● TASK DIRECTIONS:
Please find the lines in the entries below that contain the word "windows", and copy each one.

[Excerpts from an interface dataset]

*** Block opens ***

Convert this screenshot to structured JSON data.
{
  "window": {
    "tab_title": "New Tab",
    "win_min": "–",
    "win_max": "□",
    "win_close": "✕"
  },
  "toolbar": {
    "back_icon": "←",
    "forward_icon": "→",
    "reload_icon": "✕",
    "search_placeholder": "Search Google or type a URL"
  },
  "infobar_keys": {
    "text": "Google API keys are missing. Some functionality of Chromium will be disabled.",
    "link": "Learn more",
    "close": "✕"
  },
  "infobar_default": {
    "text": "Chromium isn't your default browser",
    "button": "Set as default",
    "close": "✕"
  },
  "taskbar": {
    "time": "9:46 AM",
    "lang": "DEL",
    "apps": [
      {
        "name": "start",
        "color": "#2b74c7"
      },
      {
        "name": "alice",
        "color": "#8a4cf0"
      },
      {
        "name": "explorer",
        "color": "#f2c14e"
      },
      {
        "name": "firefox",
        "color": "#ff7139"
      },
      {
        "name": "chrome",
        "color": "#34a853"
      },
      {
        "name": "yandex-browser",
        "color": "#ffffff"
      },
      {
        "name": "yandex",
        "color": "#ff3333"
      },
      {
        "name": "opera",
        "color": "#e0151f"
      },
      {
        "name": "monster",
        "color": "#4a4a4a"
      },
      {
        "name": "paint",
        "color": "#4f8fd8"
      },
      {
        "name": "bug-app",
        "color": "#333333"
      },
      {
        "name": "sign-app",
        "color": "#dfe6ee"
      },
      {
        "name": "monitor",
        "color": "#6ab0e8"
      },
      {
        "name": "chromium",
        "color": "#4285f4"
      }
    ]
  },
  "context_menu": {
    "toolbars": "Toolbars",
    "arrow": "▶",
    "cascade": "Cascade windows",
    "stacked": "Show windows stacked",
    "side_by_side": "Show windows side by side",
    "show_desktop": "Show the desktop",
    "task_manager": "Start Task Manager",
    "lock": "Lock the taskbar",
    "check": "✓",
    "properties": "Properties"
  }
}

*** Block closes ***

● ANSWER BELOW:
    "cascade": "Cascade windows",
    "stacked": "Show windows stacked",
    "side_by_side": "Show windows side by side",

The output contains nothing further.